'For no obvious reason, I began to look closely at the women on the stradone. Suddenly it seemed to me that I had lived with a sort of limited gaze; as if my focus had been only on us girls…. That day, instead, I saw clearly the mothers of the old neighbourhood. They were nervous, they were acquiescent. They were silent, with tight lips and stooping shoulders… Extremely thin, with hollow eyes and cheeks, or with broad behinds, swollen ankles, heavy chests, they lugged shopping bags and small children…They had been consumed by the bodies of husbands, fathers, brothers… When did that transformation begin? With housework? With pregnancies? With beatings?'
Reading Elena Ferrante made me consider this picture that I had to look at over Christmas. I had to look at it because it was advertising perfume for Dolce and Gabbana and it was everywhere. I had no choice in the matter. I couldn't choose not to look at it because it was there all the time. It was an act of visual abuse. It was forced upon me.
Why does it annoy me so? Because it's by Dolce and Gabbana for a start, that doesn't help. So there's simple prejudice. But there's also all that quasi-Italianicity, or is it Sicilianicity.
You get it in the old couple who are sitting at the back. There's the flat cap, the waistcoat, the lace table cloth, the moustache.
And they're all at the dinner table in a sitting room, laughing and smiling so you know it's a happy family.
Then there's Scarlet Johannsson sitting there with Matthew McConaughey . I have no idea what either of those are doing in the picture (I know, I've seen the film which is dreadful. Imagine if it was full feature length. Nobody would come out of it alive. We'd all slit our wrists in the first five minutes. It's that bad. Not like the Chanel surfing one. That was nice. Made me want to surf!).
Matthew Broderick kind of looks like he's part of the family. He's got a suit and facial hair and he's not as recognisable as Scarlet Johannson who is a thing unto herself - is she visiting on his behalf, is he the son of the family, or have the older couple got two Hollywood stars visiting all at the same time, just by coincidence.

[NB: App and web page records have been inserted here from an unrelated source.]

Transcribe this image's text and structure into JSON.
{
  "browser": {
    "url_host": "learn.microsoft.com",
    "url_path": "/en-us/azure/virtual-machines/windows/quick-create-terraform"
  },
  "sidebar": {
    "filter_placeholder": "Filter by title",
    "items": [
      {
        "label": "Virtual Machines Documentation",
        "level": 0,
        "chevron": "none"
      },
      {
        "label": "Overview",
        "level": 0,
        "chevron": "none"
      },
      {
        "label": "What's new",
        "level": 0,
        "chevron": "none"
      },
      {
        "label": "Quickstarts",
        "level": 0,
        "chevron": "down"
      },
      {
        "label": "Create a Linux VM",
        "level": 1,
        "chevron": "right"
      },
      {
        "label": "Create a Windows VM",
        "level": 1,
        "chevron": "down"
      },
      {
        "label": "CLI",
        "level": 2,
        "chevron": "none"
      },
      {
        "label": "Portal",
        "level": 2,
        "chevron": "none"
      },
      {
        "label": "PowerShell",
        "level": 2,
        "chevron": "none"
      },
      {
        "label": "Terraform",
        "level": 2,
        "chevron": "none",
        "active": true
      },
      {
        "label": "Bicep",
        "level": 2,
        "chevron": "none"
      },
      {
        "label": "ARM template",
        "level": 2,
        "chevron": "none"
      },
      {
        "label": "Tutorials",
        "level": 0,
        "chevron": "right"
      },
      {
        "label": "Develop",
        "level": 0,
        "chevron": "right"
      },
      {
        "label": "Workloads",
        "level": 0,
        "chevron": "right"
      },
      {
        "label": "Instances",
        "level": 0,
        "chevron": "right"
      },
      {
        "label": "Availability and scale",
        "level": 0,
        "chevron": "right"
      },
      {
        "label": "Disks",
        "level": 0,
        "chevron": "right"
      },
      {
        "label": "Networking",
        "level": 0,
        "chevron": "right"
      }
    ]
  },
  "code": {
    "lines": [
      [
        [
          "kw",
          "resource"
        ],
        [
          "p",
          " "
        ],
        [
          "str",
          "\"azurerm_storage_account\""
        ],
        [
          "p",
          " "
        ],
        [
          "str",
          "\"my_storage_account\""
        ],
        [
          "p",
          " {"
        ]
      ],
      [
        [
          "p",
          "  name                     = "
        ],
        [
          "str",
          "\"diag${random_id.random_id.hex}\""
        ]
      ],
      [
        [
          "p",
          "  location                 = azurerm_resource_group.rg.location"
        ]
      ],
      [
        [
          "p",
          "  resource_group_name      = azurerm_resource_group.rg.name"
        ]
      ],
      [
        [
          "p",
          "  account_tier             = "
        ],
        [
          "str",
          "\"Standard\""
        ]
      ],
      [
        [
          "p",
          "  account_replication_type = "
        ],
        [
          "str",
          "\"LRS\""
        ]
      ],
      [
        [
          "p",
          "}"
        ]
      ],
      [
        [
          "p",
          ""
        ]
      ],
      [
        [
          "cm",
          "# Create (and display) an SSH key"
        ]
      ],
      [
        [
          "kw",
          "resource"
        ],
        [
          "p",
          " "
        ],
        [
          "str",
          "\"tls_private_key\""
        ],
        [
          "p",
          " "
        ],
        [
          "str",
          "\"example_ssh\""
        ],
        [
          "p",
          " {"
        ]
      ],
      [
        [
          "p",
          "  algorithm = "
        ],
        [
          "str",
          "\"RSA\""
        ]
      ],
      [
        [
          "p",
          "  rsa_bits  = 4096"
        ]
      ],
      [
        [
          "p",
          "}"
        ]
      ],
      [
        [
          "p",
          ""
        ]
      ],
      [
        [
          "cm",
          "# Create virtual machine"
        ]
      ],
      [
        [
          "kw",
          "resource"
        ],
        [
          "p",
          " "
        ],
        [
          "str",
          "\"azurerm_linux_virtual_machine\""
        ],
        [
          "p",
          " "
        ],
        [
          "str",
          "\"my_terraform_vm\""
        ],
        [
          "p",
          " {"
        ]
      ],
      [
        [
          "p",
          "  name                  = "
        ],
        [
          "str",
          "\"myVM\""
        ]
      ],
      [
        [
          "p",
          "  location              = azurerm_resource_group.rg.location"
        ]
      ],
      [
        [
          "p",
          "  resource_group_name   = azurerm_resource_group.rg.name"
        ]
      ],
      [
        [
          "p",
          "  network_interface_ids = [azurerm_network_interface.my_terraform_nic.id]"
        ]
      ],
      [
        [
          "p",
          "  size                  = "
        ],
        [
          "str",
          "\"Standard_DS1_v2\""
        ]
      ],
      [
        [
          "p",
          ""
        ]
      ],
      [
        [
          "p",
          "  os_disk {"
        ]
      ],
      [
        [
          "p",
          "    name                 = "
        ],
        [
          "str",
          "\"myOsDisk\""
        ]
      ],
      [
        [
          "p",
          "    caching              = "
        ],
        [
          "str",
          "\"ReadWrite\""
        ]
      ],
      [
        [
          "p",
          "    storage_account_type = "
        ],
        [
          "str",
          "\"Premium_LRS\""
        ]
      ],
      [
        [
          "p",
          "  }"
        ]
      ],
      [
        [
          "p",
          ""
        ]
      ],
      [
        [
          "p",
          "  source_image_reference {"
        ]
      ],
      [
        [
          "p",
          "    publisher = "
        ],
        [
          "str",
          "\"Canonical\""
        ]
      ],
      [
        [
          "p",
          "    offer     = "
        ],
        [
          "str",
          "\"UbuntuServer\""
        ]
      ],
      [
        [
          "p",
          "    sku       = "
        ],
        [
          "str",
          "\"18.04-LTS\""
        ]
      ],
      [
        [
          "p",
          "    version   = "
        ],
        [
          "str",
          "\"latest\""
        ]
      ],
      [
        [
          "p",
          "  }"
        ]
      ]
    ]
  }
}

And actually, I don't really care. It's neither smart nor beautiful. There is nothing in the picture that has enough depth to make me care. In fact, all the depth has been removed. I bet the old man and woman have loads going on in their life (are they D or G's mum and dad. Is that it?), but you don't get a glimmer of it from this picture.
So the picture fails. Except of course it doesn't. It's a complete success and replicates a Disneyfied view of Italianness that Dolce and Gabbana specialise in; a shimmery, slippery, surface view, Downton Abbey gone Meditteranean with pastoral peasant characteristics. And it glories in its superficiality. It's supposed to.
And I'm happy with that. I like simple pictures, I like the basic. But this picture, though wilfully simple, is not basic. It's ridiculously complex, wrapped up in its own conceit, its own deceit.
And the problem is when I'm reading Elena Ferrante, which is simple, but not wilfully simple, and is in no way wrapped up in its own conceit, it elevates me to a higher plane, a plane on which Scarlett Johannson and Matthew Broderick just become embarrassing.
That's the danger of seeing something really good; whether it be literature, photography, or film. It's the opposite of a vaccination. It reduces your immune system to the base and the trite. You lose your tolerance of the mediocre or the worse-than-mediocre.
But that's a good thing. Right.